▶ [Exercise instructions]
Your answer should be the records, restated word for word.

▶ [Entries provided]
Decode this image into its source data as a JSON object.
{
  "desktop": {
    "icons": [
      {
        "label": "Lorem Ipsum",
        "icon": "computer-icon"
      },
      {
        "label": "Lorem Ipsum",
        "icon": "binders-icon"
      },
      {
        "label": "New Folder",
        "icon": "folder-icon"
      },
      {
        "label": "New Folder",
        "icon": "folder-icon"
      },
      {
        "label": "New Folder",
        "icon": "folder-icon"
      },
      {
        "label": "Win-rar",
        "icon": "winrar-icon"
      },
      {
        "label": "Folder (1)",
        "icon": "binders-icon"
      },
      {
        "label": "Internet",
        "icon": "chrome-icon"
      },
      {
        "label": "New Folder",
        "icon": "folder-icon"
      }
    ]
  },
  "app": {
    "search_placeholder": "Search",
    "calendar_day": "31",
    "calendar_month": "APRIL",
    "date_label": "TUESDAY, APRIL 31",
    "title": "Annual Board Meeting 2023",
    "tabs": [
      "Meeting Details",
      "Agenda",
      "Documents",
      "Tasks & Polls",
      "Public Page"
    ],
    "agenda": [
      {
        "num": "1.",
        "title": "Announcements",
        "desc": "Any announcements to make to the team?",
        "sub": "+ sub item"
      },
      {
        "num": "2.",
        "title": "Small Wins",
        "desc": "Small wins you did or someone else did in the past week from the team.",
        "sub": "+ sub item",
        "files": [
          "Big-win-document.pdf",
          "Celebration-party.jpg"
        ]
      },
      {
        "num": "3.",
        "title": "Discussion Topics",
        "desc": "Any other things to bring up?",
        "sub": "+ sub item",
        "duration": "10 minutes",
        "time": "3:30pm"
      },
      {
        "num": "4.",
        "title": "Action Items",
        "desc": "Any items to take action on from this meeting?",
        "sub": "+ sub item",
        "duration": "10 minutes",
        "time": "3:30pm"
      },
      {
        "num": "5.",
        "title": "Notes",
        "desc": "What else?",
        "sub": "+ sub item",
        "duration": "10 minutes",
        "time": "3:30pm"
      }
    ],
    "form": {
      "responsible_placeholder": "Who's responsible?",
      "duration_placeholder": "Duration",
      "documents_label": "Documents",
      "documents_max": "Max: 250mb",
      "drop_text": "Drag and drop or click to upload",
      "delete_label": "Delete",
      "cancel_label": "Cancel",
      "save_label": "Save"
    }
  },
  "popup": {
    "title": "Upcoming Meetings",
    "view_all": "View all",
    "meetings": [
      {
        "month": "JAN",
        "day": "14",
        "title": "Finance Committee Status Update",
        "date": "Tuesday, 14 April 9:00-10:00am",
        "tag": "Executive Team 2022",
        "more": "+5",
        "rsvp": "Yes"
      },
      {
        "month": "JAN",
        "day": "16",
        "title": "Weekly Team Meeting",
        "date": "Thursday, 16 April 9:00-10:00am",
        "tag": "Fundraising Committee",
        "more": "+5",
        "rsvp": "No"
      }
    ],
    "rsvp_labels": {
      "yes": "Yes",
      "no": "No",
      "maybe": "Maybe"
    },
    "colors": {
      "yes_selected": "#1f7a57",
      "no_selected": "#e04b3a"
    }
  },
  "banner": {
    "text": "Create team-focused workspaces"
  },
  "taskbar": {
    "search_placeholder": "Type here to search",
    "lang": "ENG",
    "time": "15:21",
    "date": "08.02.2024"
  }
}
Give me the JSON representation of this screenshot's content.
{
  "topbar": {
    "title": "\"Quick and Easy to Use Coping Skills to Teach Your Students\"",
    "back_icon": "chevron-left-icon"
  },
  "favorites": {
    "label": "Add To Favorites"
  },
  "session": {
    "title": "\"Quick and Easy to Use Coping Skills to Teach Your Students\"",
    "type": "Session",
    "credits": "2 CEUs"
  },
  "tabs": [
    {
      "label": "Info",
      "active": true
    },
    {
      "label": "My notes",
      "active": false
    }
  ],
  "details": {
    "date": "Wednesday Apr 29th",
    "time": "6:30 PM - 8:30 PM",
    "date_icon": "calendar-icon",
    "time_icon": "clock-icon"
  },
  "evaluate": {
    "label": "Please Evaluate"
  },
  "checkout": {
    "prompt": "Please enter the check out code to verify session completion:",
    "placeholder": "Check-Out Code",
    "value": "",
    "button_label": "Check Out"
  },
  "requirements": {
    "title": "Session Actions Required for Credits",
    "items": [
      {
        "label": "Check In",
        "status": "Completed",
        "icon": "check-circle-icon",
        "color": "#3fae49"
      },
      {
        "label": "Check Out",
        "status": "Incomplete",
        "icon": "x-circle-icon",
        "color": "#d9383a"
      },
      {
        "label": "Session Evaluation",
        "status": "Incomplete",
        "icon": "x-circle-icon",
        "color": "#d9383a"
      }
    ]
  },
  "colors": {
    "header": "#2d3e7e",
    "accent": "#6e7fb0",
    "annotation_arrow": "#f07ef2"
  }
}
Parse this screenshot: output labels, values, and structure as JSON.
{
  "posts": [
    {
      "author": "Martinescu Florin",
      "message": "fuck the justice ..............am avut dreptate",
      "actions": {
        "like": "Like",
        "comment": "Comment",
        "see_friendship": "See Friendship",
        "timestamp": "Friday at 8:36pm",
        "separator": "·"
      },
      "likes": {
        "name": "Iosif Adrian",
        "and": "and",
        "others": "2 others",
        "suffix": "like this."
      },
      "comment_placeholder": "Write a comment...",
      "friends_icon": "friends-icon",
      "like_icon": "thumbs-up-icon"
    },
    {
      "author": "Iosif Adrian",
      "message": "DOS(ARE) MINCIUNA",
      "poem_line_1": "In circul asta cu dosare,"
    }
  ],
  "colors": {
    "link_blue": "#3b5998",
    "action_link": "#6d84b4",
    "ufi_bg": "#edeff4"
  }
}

▶ [Output of the task]
Decode this image into its source data as a JSON object.
{
  "desktop": {
    "icons": [
      {
        "label": "Lorem Ipsum",
        "icon": "computer-icon"
      },
      {
        "label": "Lorem Ipsum",
        "icon": "binders-icon"
      },
      {
        "label": "New Folder",
        "icon": "folder-icon"
      },
      {
        "label": "New Folder",
        "icon": "folder-icon"
      },
      {
        "label": "New Folder",
        "icon": "folder-icon"
      },
      {
        "label": "Win-rar",
        "icon": "winrar-icon"
      },
      {
        "label": "Folder (1)",
        "icon": "binders-icon"
      },
      {
        "label": "Internet",
        "icon": "chrome-icon"
      },
      {
        "label": "New Folder",
        "icon": "folder-icon"
      }
    ]
  },
  "app": {
    "search_placeholder": "Search",
    "calendar_day": "31",
    "calendar_month": "APRIL",
    "date_label": "TUESDAY, APRIL 31",
    "title": "Annual Board Meeting 2023",
    "tabs": [
      "Meeting Details",
      "Agenda",
      "Documents",
      "Tasks & Polls",
      "Public Page"
    ],
    "agenda": [
      {
        "num": "1.",
        "title": "Announcements",
        "desc": "Any announcements to make to the team?",
        "sub": "+ sub item"
      },
      {
        "num": "2.",
        "title": "Small Wins",
        "desc": "Small wins you did or someone else did in the past week from the team.",
        "sub": "+ sub item",
        "files": [
          "Big-win-document.pdf",
          "Celebration-party.jpg"
        ]
      },
      {
        "num": "3.",
        "title": "Discussion Topics",
        "desc": "Any other things to bring up?",
        "sub": "+ sub item",
        "duration": "10 minutes",
        "time": "3:30pm"
      },
      {
        "num": "4.",
        "title": "Action Items",
        "desc": "Any items to take action on from this meeting?",
        "sub": "+ sub item",
        "duration": "10 minutes",
        "time": "3:30pm"
      },
      {
        "num": "5.",
        "title": "Notes",
        "desc": "What else?",
        "sub": "+ sub item",
        "duration": "10 minutes",
        "time": "3:30pm"
      }
    ],
    "form": {
      "responsible_placeholder": "Who's responsible?",
      "duration_placeholder": "Duration",
      "documents_label": "Documents",
      "documents_max": "Max: 250mb",
      "drop_text": "Drag and drop or click to upload",
      "delete_label": "Delete",
      "cancel_label": "Cancel",
      "save_label": "Save"
    }
  },
  "popup": {
    "title": "Upcoming Meetings",
    "view_all": "View all",
    "meetings": [
      {
        "month": "JAN",
        "day": "14",
        "title": "Finance Committee Status Update",
        "date": "Tuesday, 14 April 9:00-10:00am",
        "tag": "Executive Team 2022",
        "more": "+5",
        "rsvp": "Yes"
      },
      {
        "month": "JAN",
        "day": "16",
        "title": "Weekly Team Meeting",
        "date": "Thursday, 16 April 9:00-10:00am",
        "tag": "Fundraising Committee",
        "more": "+5",
        "rsvp": "No"
      }
    ],
    "rsvp_labels": {
      "yes": "Yes",
      "no": "No",
      "maybe": "Maybe"
    },
    "colors": {
      "yes_selected": "#1f7a57",
      "no_selected": "#e04b3a"
    }
  },
  "banner": {
    "text": "Create team-focused workspaces"
  },
  "taskbar": {
    "search_placeholder": "Type here to search",
    "lang": "ENG",
    "time": "15:21",
    "date": "08.02.2024"
  }
}
Give me the JSON representation of this screenshot's content.
{
  "topbar": {
    "title": "\"Quick and Easy to Use Coping Skills to Teach Your Students\"",
    "back_icon": "chevron-left-icon"
  },
  "favorites": {
    "label": "Add To Favorites"
  },
  "session": {
    "title": "\"Quick and Easy to Use Coping Skills to Teach Your Students\"",
    "type": "Session",
    "credits": "2 CEUs"
  },
  "tabs": [
    {
      "label": "Info",
      "active": true
    },
    {
      "label": "My notes",
      "active": false
    }
  ],
  "details": {
    "date": "Wednesday Apr 29th",
    "time": "6:30 PM - 8:30 PM",
    "date_icon": "calendar-icon",
    "time_icon": "clock-icon"
  },
  "evaluate": {
    "label": "Please Evaluate"
  },
  "checkout": {
    "prompt": "Please enter the check out code to verify session completion:",
    "placeholder": "Check-Out Code",
    "value": "",
    "button_label": "Check Out"
  },
  "requirements": {
    "title": "Session Actions Required for Credits",
    "items": [
      {
        "label": "Check In",
        "status": "Completed",
        "icon": "check-circle-icon",
        "color": "#3fae49"
      },
      {
        "label": "Check Out",
        "status": "Incomplete",
        "icon": "x-circle-icon",
        "color": "#d9383a"
      },
      {
        "label": "Session Evaluation",
        "status": "Incomplete",
        "icon": "x-circle-icon",
        "color": "#d9383a"
      }
    ]
  },
  "colors": {
    "header": "#2d3e7e",
    "accent": "#6e7fb0",
    "annotation_arrow": "#f07ef2"
  }
}
Parse this screenshot: output labels, values, and structure as JSON.
{
  "posts": [
    {
      "author": "Martinescu Florin",
      "message": "fuck the justice ..............am avut dreptate",
      "actions": {
        "like": "Like",
        "comment": "Comment",
        "see_friendship": "See Friendship",
        "timestamp": "Friday at 8:36pm",
        "separator": "·"
      },
      "likes": {
        "name": "Iosif Adrian",
        "and": "and",
        "others": "2 others",
        "suffix": "like this."
      },
      "comment_placeholder": "Write a comment...",
      "friends_icon": "friends-icon",
      "like_icon": "thumbs-up-icon"
    },
    {
      "author": "Iosif Adrian",
      "message": "DOS(ARE) MINCIUNA",
      "poem_line_1": "In circul asta cu dosare,"
    }
  ],
  "colors": {
    "link_blue": "#3b5998",
    "action_link": "#6d84b4",
    "ufi_bg": "#edeff4"
  }
}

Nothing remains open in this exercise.